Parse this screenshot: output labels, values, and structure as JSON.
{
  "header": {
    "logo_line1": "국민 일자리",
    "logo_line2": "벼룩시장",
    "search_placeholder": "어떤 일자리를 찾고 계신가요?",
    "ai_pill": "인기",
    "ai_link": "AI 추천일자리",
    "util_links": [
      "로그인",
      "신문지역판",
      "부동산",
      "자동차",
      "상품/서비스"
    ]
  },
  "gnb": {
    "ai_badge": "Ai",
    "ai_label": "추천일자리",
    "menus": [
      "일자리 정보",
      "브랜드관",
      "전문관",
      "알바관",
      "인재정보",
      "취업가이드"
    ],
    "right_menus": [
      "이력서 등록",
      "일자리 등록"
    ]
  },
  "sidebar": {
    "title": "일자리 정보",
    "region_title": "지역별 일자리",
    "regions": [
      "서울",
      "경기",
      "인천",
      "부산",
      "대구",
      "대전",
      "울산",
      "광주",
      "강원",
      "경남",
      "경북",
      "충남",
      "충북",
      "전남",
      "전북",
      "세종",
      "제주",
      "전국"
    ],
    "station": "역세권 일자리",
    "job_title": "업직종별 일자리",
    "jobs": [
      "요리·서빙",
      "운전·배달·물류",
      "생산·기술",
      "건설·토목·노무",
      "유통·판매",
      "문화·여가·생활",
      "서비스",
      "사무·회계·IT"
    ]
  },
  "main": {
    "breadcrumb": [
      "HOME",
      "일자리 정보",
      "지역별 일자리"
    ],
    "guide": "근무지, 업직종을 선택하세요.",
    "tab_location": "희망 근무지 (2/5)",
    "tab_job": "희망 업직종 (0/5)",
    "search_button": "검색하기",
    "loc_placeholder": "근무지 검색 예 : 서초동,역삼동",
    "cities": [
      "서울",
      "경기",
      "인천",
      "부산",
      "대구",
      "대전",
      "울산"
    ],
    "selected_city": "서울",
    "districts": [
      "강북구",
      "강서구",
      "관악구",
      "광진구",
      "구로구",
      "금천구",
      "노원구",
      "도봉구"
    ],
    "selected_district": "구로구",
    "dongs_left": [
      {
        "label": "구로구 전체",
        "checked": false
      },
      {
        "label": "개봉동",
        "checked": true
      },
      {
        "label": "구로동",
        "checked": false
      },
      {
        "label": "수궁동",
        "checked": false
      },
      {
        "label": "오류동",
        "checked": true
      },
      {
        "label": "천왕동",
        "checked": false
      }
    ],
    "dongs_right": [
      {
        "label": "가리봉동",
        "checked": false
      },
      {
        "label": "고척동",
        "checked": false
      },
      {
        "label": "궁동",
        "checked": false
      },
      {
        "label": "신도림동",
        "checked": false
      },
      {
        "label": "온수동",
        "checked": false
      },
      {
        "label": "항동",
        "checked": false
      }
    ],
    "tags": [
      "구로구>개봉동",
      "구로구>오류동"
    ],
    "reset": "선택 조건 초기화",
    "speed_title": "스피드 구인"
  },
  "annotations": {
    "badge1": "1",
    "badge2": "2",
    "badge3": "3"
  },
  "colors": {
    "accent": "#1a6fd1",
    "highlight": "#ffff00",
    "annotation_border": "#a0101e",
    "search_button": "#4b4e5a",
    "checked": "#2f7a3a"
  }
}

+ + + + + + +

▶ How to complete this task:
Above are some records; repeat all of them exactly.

▶ Written answer:
Parse this screenshot: output labels, values, and structure as JSON.
{
  "header": {
    "logo_line1": "국민 일자리",
    "logo_line2": "벼룩시장",
    "search_placeholder": "어떤 일자리를 찾고 계신가요?",
    "ai_pill": "인기",
    "ai_link": "AI 추천일자리",
    "util_links": [
      "로그인",
      "신문지역판",
      "부동산",
      "자동차",
      "상품/서비스"
    ]
  },
  "gnb": {
    "ai_badge": "Ai",
    "ai_label": "추천일자리",
    "menus": [
      "일자리 정보",
      "브랜드관",
      "전문관",
      "알바관",
      "인재정보",
      "취업가이드"
    ],
    "right_menus": [
      "이력서 등록",
      "일자리 등록"
    ]
  },
  "sidebar": {
    "title": "일자리 정보",
    "region_title": "지역별 일자리",
    "regions": [
      "서울",
      "경기",
      "인천",
      "부산",
      "대구",
      "대전",
      "울산",
      "광주",
      "강원",
      "경남",
      "경북",
      "충남",
      "충북",
      "전남",
      "전북",
      "세종",
      "제주",
      "전국"
    ],
    "station": "역세권 일자리",
    "job_title": "업직종별 일자리",
    "jobs": [
      "요리·서빙",
      "운전·배달·물류",
      "생산·기술",
      "건설·토목·노무",
      "유통·판매",
      "문화·여가·생활",
      "서비스",
      "사무·회계·IT"
    ]
  },
  "main": {
    "breadcrumb": [
      "HOME",
      "일자리 정보",
      "지역별 일자리"
    ],
    "guide": "근무지, 업직종을 선택하세요.",
    "tab_location": "희망 근무지 (2/5)",
    "tab_job": "희망 업직종 (0/5)",
    "search_button": "검색하기",
    "loc_placeholder": "근무지 검색 예 : 서초동,역삼동",
    "cities": [
      "서울",
      "경기",
      "인천",
      "부산",
      "대구",
      "대전",
      "울산"
    ],
    "selected_city": "서울",
    "districts": [
      "강북구",
      "강서구",
      "관악구",
      "광진구",
      "구로구",
      "금천구",
      "노원구",
      "도봉구"
    ],
    "selected_district": "구로구",
    "dongs_left": [
      {
        "label": "구로구 전체",
        "checked": false
      },
      {
        "label": "개봉동",
        "checked": true
      },
      {
        "label": "구로동",
        "checked": false
      },
      {
        "label": "수궁동",
        "checked": false
      },
      {
        "label": "오류동",
        "checked": true
      },
      {
        "label": "천왕동",
        "checked": false
      }
    ],
    "dongs_right": [
      {
        "label": "가리봉동",
        "checked": false
      },
      {
        "label": "고척동",
        "checked": false
      },
      {
        "label": "궁동",
        "checked": false
      },
      {
        "label": "신도림동",
        "checked": false
      },
      {
        "label": "온수동",
        "checked": false
      },
      {
        "label": "항동",
        "checked": false
      }
    ],
    "tags": [
      "구로구>개봉동",
      "구로구>오류동"
    ],
    "reset": "선택 조건 초기화",
    "speed_title": "스피드 구인"
  },
  "annotations": {
    "badge1": "1",
    "badge2": "2",
    "badge3": "3"
  },
  "colors": {
    "accent": "#1a6fd1",
    "highlight": "#ffff00",
    "annotation_border": "#a0101e",
    "search_button": "#4b4e5a",
    "checked": "#2f7a3a"
  }
}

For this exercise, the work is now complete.